------ DATA SHOWN

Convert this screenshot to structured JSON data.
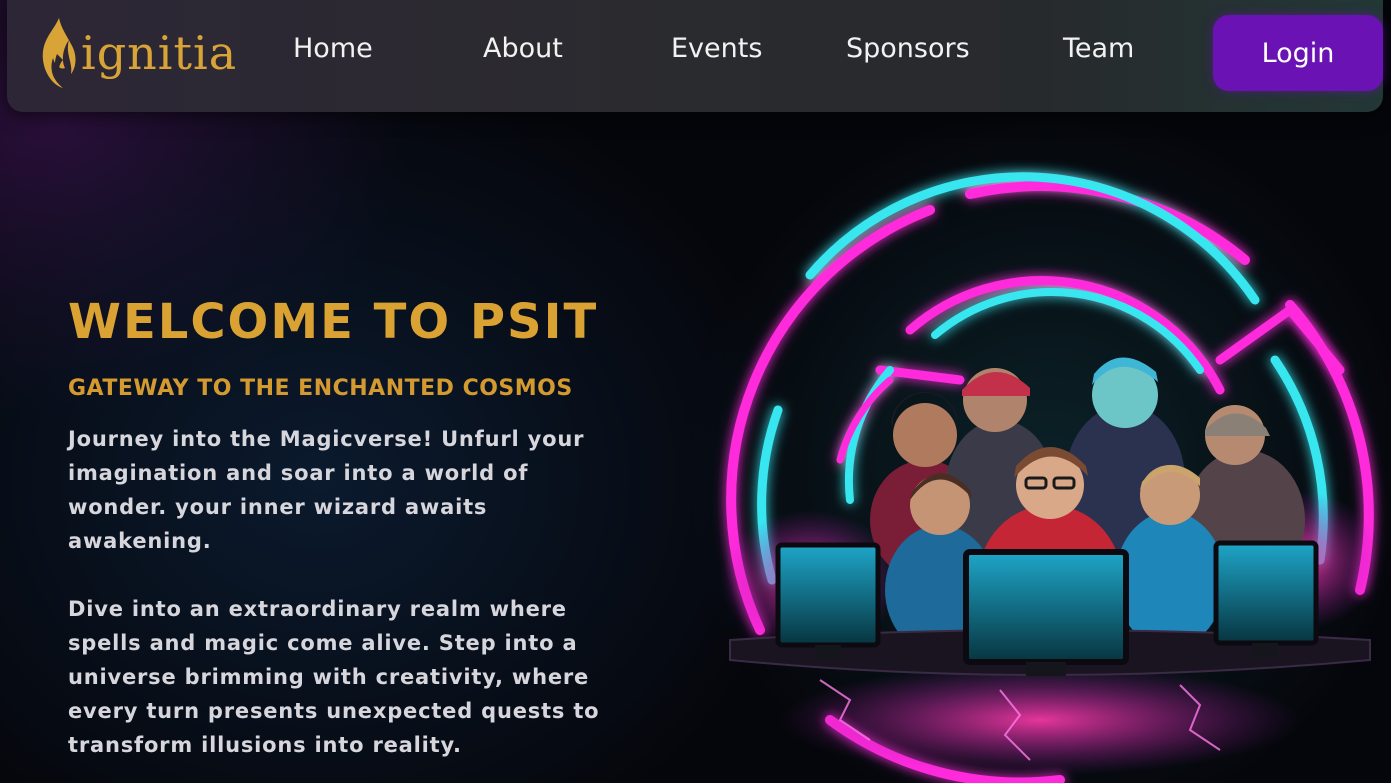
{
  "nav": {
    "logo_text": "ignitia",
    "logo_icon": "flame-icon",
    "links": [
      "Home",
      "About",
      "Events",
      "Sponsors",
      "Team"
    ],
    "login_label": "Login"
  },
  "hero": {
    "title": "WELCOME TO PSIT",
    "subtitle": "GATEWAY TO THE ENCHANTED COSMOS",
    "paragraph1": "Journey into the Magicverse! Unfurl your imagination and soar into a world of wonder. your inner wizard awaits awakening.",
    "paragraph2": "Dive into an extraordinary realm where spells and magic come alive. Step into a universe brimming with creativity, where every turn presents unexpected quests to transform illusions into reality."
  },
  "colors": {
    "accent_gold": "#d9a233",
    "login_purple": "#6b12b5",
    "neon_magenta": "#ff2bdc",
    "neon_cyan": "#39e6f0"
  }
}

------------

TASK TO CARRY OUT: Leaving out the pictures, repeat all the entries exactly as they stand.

ANSWER SPACE:
Convert this screenshot to structured JSON data.
{
  "nav": {
    "logo_text": "ignitia",
    "logo_icon": "flame-icon",
    "links": [
      "Home",
      "About",
      "Events",
      "Sponsors",
      "Team"
    ],
    "login_label": "Login"
  },
  "hero": {
    "title": "WELCOME TO PSIT",
    "subtitle": "GATEWAY TO THE ENCHANTED COSMOS",
    "paragraph1": "Journey into the Magicverse! Unfurl your imagination and soar into a world of wonder. your inner wizard awaits awakening.",
    "paragraph2": "Dive into an extraordinary realm where spells and magic come alive. Step into a universe brimming with creativity, where every turn presents unexpected quests to transform illusions into reality."
  },
  "colors": {
    "accent_gold": "#d9a233",
    "login_purple": "#6b12b5",
    "neon_magenta": "#ff2bdc",
    "neon_cyan": "#39e6f0"
  }
}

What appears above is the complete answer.